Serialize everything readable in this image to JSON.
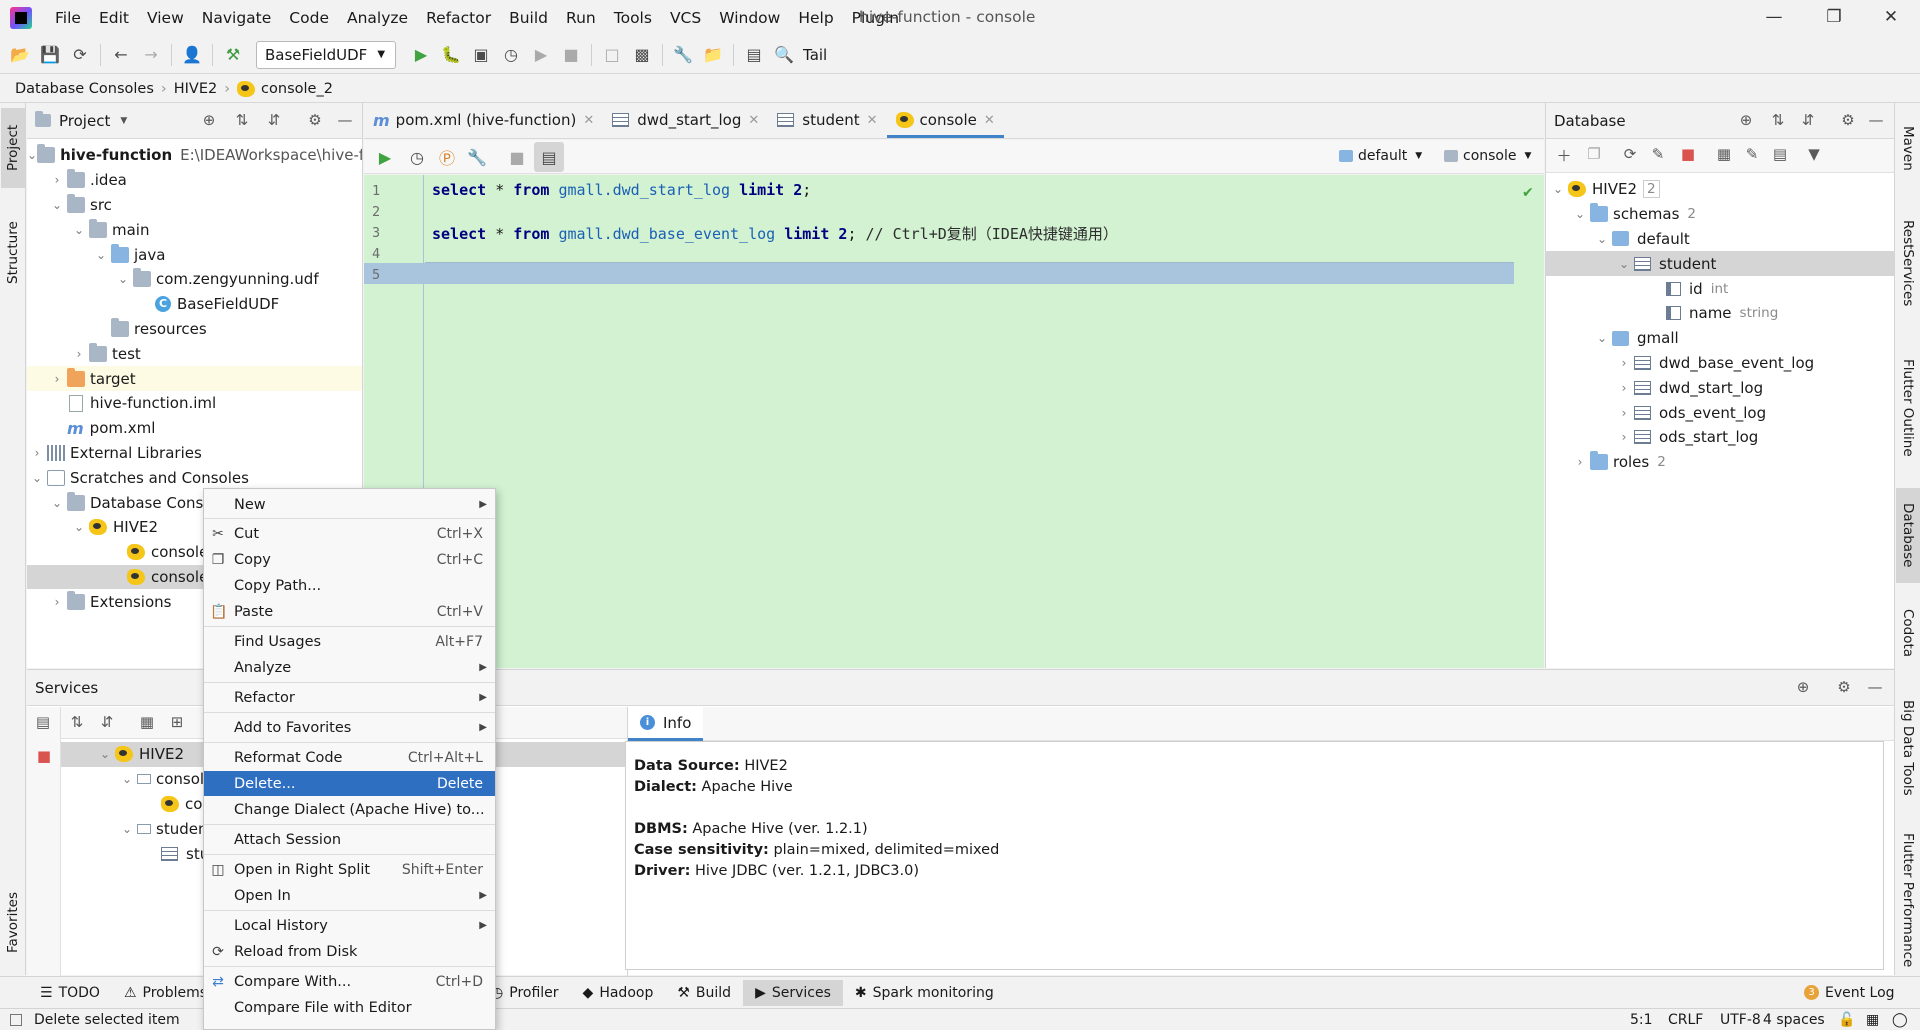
{
  "menubar": {
    "items": [
      "File",
      "Edit",
      "View",
      "Navigate",
      "Code",
      "Analyze",
      "Refactor",
      "Build",
      "Run",
      "Tools",
      "VCS",
      "Window",
      "Help",
      "Plugin"
    ],
    "window_title": "hive-function - console"
  },
  "toolbar": {
    "run_config": "BaseFieldUDF",
    "tail_label": "Tail"
  },
  "breadcrumb": [
    "Database Consoles",
    "HIVE2",
    "console_2"
  ],
  "left_stripe": {
    "project": "Project",
    "structure": "Structure",
    "favorites": "Favorites"
  },
  "right_stripe": [
    "Maven",
    "RestServices",
    "Flutter Outline",
    "Database",
    "Codota",
    "Big Data Tools",
    "Flutter Performance"
  ],
  "project_panel": {
    "title": "Project",
    "tree": [
      {
        "label": "hive-function",
        "extra": "E:\\IDEAWorkspace\\hive-fun"
      },
      {
        "label": ".idea"
      },
      {
        "label": "src"
      },
      {
        "label": "main"
      },
      {
        "label": "java"
      },
      {
        "label": "com.zengyunning.udf"
      },
      {
        "label": "BaseFieldUDF"
      },
      {
        "label": "resources"
      },
      {
        "label": "test"
      },
      {
        "label": "target"
      },
      {
        "label": "hive-function.iml"
      },
      {
        "label": "pom.xml"
      },
      {
        "label": "External Libraries"
      },
      {
        "label": "Scratches and Consoles"
      },
      {
        "label": "Database Cons"
      },
      {
        "label": "HIVE2"
      },
      {
        "label": "console"
      },
      {
        "label": "console_"
      },
      {
        "label": "Extensions"
      }
    ]
  },
  "editor": {
    "tabs": [
      "pom.xml (hive-function)",
      "dwd_start_log",
      "student",
      "console"
    ],
    "datasource": "default",
    "console_selector": "console",
    "line_numbers": [
      "1",
      "2",
      "3",
      "4",
      "5"
    ],
    "lines": [
      {
        "kw1": "select",
        "star": "*",
        "kw2": "from",
        "table": "gmall.dwd_start_log",
        "kw3": "limit",
        "num": "2",
        "end": ";",
        "comment": ""
      },
      {
        "kw1": "select",
        "star": "*",
        "kw2": "from",
        "table": "gmall.dwd_base_event_log",
        "kw3": "limit",
        "num": "2",
        "end": ";",
        "comment": "// Ctrl+D复制（IDEA快捷键通用）"
      }
    ]
  },
  "database_panel": {
    "title": "Database",
    "tree": [
      {
        "label": "HIVE2",
        "badge": "2"
      },
      {
        "label": "schemas",
        "badge": "2"
      },
      {
        "label": "default"
      },
      {
        "label": "student"
      },
      {
        "label": "id",
        "type": "int"
      },
      {
        "label": "name",
        "type": "string"
      },
      {
        "label": "gmall"
      },
      {
        "label": "dwd_base_event_log"
      },
      {
        "label": "dwd_start_log"
      },
      {
        "label": "ods_event_log"
      },
      {
        "label": "ods_start_log"
      },
      {
        "label": "roles",
        "badge": "2"
      }
    ]
  },
  "services": {
    "title": "Services",
    "tree": [
      {
        "label": "HIVE2"
      },
      {
        "label": "console"
      },
      {
        "label": "consol"
      },
      {
        "label": "student",
        "extra": "9"
      },
      {
        "label": "studer"
      }
    ],
    "info_tab": "Info",
    "info": [
      {
        "key": "Data Source:",
        "value": "HIVE2"
      },
      {
        "key": "Dialect:",
        "value": "Apache Hive"
      },
      {
        "key": "DBMS:",
        "value": "Apache Hive (ver. 1.2.1)"
      },
      {
        "key": "Case sensitivity:",
        "value": "plain=mixed, delimited=mixed"
      },
      {
        "key": "Driver:",
        "value": "Hive JDBC (ver. 1.2.1, JDBC3.0)"
      }
    ]
  },
  "context_menu": {
    "items": [
      {
        "label": "New",
        "shortcut": "",
        "submenu": true
      },
      {
        "label": "Cut",
        "shortcut": "Ctrl+X"
      },
      {
        "label": "Copy",
        "shortcut": "Ctrl+C"
      },
      {
        "label": "Copy Path...",
        "shortcut": ""
      },
      {
        "label": "Paste",
        "shortcut": "Ctrl+V"
      },
      {
        "label": "Find Usages",
        "shortcut": "Alt+F7"
      },
      {
        "label": "Analyze",
        "shortcut": "",
        "submenu": true
      },
      {
        "label": "Refactor",
        "shortcut": "",
        "submenu": true
      },
      {
        "label": "Add to Favorites",
        "shortcut": "",
        "submenu": true
      },
      {
        "label": "Reformat Code",
        "shortcut": "Ctrl+Alt+L"
      },
      {
        "label": "Delete...",
        "shortcut": "Delete",
        "selected": true
      },
      {
        "label": "Change Dialect (Apache Hive) to...",
        "shortcut": ""
      },
      {
        "label": "Attach Session",
        "shortcut": ""
      },
      {
        "label": "Open in Right Split",
        "shortcut": "Shift+Enter"
      },
      {
        "label": "Open In",
        "shortcut": "",
        "submenu": true
      },
      {
        "label": "Local History",
        "shortcut": "",
        "submenu": true
      },
      {
        "label": "Reload from Disk",
        "shortcut": ""
      },
      {
        "label": "Compare With...",
        "shortcut": "Ctrl+D"
      },
      {
        "label": "Compare File with Editor",
        "shortcut": ""
      }
    ]
  },
  "bottom_bar": [
    "TODO",
    "Problems",
    "Profiler",
    "Hadoop",
    "Build",
    "Services",
    "Spark monitoring",
    "Event Log"
  ],
  "status_bar": {
    "message": "Delete selected item",
    "position": "5:1",
    "line_sep": "CRLF",
    "encoding": "UTF-8",
    "indent": "4 spaces"
  }
}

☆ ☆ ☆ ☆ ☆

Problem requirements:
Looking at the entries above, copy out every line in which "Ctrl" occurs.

Result of the exercise:
        "comment": "// Ctrl+D复制（IDEA快捷键通用）"
        "shortcut": "Ctrl+X"
        "shortcut": "Ctrl+C"
        "shortcut": "Ctrl+V"
        "shortcut": "Ctrl+Alt+L"
        "shortcut": "Ctrl+D"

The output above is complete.